William Morris was a 19th Century English textile designer, artist, writer, socialist, and Marxist. I imagine him as a calmer, more serene Bernie Sanders.
Among other memorable quotes, Morris said, “Have nothing in your houses that you do not know to be useful, or believe to be beautiful.” Same goes for cars, work offices, garages.
Wonderful goal, but most of what’s stored in our residences was helpful once, but isn’t anymore (ethernet cables, college texts, the golf shag bag). Or we think it may be helpful at some point in the future even though it hasn’t been for a long time (a gazillion screws, nuts and bolts; a road atlas, the golf shag bag). When it comes to our possessions, we mostly live in the past and future.
Similarly, we’re surrounded by stuff we found beautiful at one time. If we’re honest, a small subset of what we’re surrounded by is beautiful or particularly useful with any regularity (the Gal Pal just suggested I look in the mirror). What purposes then, do the majority of our things serve?
Like historical landmarks, they create order and bred familiarity. Like old photos or friends, subconsciously, they remind us of the past. Often, they are the product of nostalgia mixed with inertia. A sedentary sentimentality confounds efforts at genuine minimalism.
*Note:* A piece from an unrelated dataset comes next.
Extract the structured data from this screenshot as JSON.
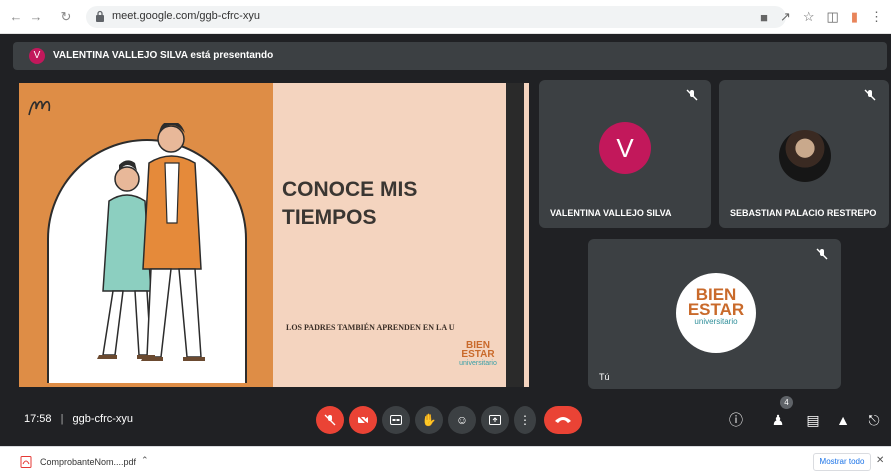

Knowing that, we can be much more selective about what we save as links to our past, scanning and digitizing much of what makes the final cut. Doing that, our living spaces will grow and we’ll enjoy them more.